Assignment: If a line in the data holds "codes", copy that line out in full.
Exercise materials Block Start
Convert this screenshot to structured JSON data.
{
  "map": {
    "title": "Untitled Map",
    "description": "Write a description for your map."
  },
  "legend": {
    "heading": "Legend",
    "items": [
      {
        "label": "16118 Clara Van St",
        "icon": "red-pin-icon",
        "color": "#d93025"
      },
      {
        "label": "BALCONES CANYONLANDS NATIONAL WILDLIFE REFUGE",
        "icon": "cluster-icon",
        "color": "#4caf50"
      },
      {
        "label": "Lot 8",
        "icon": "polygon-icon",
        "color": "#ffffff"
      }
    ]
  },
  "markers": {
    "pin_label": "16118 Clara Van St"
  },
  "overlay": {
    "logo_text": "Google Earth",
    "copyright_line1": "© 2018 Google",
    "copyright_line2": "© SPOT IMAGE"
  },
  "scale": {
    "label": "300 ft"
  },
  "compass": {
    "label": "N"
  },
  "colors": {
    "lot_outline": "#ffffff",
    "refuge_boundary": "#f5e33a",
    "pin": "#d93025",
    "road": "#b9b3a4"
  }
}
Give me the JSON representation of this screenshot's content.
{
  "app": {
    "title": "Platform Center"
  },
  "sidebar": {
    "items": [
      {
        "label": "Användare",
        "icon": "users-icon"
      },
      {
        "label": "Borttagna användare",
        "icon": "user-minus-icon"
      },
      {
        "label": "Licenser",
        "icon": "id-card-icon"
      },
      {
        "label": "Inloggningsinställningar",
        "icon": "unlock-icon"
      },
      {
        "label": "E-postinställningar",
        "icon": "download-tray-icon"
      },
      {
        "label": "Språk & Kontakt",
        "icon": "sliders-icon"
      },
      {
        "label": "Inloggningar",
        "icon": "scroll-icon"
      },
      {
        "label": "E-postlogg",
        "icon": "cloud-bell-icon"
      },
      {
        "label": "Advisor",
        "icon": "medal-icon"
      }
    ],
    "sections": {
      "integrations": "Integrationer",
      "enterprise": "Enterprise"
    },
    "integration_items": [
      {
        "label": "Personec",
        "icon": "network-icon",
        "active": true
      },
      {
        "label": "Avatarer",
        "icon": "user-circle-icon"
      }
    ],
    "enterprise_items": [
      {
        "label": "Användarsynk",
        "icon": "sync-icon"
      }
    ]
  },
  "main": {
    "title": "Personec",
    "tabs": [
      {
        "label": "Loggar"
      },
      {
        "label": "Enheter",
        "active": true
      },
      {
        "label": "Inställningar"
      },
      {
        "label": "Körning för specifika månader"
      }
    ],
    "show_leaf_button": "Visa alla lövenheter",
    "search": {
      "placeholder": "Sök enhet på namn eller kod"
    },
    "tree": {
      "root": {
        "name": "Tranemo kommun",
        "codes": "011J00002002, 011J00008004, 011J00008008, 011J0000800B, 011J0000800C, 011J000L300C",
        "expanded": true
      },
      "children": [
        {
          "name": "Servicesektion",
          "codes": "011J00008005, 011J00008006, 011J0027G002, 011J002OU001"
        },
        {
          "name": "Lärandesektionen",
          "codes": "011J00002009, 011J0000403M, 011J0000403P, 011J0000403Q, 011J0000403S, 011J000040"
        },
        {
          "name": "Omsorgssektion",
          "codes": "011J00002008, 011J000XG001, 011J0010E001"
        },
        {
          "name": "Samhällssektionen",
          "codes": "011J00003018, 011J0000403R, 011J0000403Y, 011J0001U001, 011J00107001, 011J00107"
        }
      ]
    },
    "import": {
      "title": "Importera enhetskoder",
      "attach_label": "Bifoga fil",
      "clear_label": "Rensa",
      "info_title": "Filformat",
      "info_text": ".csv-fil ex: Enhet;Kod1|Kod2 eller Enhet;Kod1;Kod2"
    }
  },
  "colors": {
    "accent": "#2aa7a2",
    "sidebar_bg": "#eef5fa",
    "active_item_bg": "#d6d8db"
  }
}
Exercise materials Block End
Reply to the exercise:
        "codes": "011J00002002, 011J00008004, 011J00008008, 011J0000800B, 011J0000800C, 011J000L300C",
          "codes": "011J00008005, 011J00008006, 011J0027G002, 011J002OU001"
          "codes": "011J00002009, 011J0000403M, 011J0000403P, 011J0000403Q, 011J0000403S, 011J000040"
          "codes": "011J00002008, 011J000XG001, 011J0010E001"
          "codes": "011J00003018, 011J0000403R, 011J0000403Y, 011J0001U001, 011J00107001, 011J00107"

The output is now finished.